Tilray's merger with Aphria (NASDAQ:APHA) is expected to close in the second quarter of 2021. The combined company will rank as the biggest global cannabis producer based on revenue. It will also claim the leading market share in the Canadian retail marijuana market.

The "new" Tilray will also be a top player in European medical cannabis markets because Aphria owns a major German cannabis wholesaler. Tilray also operates a large cannabis production facility in Portugal. Sundial doesn't have a presence in Europe at this point.

Tilray and Aphria also have businesses in the U.S., while Sundial doesn't. Aphria acquired craft-beer maker Sweetwater Brewing, and Tilray owns leading hemp foods manufacturer Manitoba Harvest. The combined company thinks that these operations will give it a great launching pad should federal cannabis reform open the door to jump into the lucrative U.S. cannabis market.

Financial position

Sundial posted a net loss of CA$64.1 million in the fourth quarter. The company generated an adjusted earnings before interest, taxes, depreciation, and amortization (EBITDA) loss of CA$5.6 million and had CA$710 million in unrestricted cash as of March 15, 2021.

Tilray is in a much stronger financial position even before the Aphria merger. While the company recorded a Q4 net loss of $3 million, it was a huge improvement from the net loss of $219.8 million in the prior-year period. Tilray also generated positive adjusted EBITDA of $2.2 million and had $189.7 million in cash as of the end of 2020.

The financial situation for Tilray should improve once the Aphria merger closes. Aphria has delivered seven consecutive quarters of increasing adjusted EBITDA profitability. The combined entity expects to realize significant synergies within the two years following the finalization of the transaction.

Valuation

Tilray's market cap currently stands at around $4.5 billion, while Sundial's is close to $2.4 billion. But is Tilray actually worth nearly twice as much as Sundial?

We can't use earnings-based valuation metrics to compare the two stocks. However, Sundial and Tilray appear to be close using price-to-sales (P/S) ratios. Sundial currently trades at around 24 times trailing-12-month sales, while Tilray trades at a P/S multiple of nearly 23. 

However, it's important to remember that Tilray's sales continue to rise year over year while Sundial's are still declining year over year. This makes Tilray's valuation more attractive compared to Sundial.

Better pot stock?

This decision isn't difficult.
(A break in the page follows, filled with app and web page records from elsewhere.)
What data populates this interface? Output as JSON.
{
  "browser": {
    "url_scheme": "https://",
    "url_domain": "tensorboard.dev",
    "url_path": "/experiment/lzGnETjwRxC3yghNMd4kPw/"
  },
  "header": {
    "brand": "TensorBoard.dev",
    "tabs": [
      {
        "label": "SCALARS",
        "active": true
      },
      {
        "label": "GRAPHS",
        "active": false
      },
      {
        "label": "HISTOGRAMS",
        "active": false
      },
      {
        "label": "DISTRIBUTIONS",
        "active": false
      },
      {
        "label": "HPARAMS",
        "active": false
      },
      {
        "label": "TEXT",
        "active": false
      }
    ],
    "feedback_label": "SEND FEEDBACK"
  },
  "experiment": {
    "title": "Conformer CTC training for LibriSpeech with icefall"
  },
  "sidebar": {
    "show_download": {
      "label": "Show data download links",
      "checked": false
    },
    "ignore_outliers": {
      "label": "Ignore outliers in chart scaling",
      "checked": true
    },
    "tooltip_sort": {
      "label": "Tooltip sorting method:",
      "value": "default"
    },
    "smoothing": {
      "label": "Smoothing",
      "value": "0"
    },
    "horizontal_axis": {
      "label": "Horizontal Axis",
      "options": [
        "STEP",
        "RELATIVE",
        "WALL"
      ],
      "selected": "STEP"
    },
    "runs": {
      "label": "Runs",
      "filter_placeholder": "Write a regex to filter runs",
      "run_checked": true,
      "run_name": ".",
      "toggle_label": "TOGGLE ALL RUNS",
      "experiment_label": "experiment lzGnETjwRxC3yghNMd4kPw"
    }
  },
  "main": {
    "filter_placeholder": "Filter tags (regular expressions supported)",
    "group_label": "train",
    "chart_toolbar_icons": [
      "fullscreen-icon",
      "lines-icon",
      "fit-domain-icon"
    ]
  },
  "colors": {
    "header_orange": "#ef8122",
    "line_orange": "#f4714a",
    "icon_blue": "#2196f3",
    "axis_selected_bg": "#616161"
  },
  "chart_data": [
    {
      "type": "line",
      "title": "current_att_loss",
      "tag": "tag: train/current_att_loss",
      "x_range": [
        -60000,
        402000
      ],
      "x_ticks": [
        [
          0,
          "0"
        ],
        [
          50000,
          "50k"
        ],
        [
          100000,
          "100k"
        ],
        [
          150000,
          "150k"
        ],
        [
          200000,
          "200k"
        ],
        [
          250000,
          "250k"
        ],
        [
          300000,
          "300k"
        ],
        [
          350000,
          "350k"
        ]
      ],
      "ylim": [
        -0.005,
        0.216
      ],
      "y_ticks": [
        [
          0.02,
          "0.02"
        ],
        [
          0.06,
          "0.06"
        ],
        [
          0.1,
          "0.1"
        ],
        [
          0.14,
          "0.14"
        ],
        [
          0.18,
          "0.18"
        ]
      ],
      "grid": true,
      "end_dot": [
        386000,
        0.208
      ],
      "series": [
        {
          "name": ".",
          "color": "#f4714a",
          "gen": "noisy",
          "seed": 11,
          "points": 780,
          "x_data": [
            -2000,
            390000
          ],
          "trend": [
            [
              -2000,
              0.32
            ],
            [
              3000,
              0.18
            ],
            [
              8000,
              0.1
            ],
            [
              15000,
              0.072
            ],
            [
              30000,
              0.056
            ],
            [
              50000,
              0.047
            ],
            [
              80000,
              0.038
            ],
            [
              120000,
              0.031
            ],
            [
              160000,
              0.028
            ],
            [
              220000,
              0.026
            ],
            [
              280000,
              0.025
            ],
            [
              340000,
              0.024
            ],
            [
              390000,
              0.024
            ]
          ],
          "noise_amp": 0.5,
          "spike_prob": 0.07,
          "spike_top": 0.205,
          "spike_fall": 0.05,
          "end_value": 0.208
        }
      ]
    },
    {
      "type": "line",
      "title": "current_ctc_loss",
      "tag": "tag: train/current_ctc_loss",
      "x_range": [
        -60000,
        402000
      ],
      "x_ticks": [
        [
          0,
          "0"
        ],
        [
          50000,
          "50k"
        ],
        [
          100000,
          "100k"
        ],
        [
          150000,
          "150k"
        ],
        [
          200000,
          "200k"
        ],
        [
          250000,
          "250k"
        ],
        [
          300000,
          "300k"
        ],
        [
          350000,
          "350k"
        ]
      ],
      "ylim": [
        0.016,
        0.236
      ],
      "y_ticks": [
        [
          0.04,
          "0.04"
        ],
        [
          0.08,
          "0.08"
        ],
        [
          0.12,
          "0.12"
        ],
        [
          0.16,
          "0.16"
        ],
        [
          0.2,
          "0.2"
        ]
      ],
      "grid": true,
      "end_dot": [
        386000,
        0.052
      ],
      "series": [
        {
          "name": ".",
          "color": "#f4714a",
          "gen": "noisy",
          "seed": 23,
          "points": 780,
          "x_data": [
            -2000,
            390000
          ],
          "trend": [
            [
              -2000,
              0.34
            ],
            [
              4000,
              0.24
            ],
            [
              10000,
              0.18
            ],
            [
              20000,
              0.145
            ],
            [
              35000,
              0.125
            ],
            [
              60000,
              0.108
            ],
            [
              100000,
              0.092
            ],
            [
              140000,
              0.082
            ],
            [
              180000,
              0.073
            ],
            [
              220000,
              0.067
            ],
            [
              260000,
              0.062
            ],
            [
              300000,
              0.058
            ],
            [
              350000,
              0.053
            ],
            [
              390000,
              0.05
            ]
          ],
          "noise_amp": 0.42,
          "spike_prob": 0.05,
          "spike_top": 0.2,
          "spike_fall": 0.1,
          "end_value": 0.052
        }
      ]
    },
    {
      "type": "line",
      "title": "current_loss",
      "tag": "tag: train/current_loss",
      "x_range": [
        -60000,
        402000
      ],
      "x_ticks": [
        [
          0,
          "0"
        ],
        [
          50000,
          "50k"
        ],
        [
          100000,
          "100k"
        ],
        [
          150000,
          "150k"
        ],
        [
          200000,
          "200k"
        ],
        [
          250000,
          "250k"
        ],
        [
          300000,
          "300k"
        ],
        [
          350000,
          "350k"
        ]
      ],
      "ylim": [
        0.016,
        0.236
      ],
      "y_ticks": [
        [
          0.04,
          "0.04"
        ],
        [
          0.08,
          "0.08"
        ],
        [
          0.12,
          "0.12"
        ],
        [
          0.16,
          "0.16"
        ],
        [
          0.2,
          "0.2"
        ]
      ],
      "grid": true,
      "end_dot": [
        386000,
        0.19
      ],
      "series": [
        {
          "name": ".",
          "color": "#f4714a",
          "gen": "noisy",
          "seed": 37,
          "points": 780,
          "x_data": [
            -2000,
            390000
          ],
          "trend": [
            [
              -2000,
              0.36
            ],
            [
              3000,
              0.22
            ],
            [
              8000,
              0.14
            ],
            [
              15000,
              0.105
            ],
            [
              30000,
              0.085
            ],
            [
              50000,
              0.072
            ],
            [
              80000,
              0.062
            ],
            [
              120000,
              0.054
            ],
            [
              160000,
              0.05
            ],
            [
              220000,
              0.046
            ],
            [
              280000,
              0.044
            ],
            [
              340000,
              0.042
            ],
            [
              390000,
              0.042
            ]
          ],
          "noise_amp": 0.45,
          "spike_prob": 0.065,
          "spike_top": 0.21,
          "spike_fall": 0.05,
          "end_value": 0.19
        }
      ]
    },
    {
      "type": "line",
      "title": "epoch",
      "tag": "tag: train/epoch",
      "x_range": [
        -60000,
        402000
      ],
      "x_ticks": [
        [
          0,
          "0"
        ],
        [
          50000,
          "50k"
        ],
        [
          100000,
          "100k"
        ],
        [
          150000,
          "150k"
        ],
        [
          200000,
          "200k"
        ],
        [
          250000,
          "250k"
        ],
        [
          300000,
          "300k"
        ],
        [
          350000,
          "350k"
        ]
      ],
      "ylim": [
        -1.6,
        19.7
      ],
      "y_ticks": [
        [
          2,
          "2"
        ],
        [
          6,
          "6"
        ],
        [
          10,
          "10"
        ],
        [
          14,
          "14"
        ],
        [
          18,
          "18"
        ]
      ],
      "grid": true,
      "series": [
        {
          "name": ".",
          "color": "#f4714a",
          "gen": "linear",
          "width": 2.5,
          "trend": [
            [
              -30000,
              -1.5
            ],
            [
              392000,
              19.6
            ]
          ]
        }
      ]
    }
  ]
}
Tilray is growing faster than Sundial and seems to have stronger growth prospects going forward with the Aphria merger on the way. It claims a stronger financial position than Sundial and, to top things off, Tilray's valuation is slightly more attractive right now. On all counts, Tilray appears to be the better pot stock than Sundial.

However, I don't think that either of these stocks is a great choice for investors. There are several other stocks that are in a better position to profit from the U.S. cannabis market growth that are more attractively valued than either Sundial Growers or Tilray. 

This article represents the opinion of the writer, who may disagree with the “official” recommendation position of a Motley Fool premium advisory service. We’re motley! Questioning an investing thesis -- even one of our own -- helps us all think critically about investing and make decisions that help us become smarter, happier, and richer.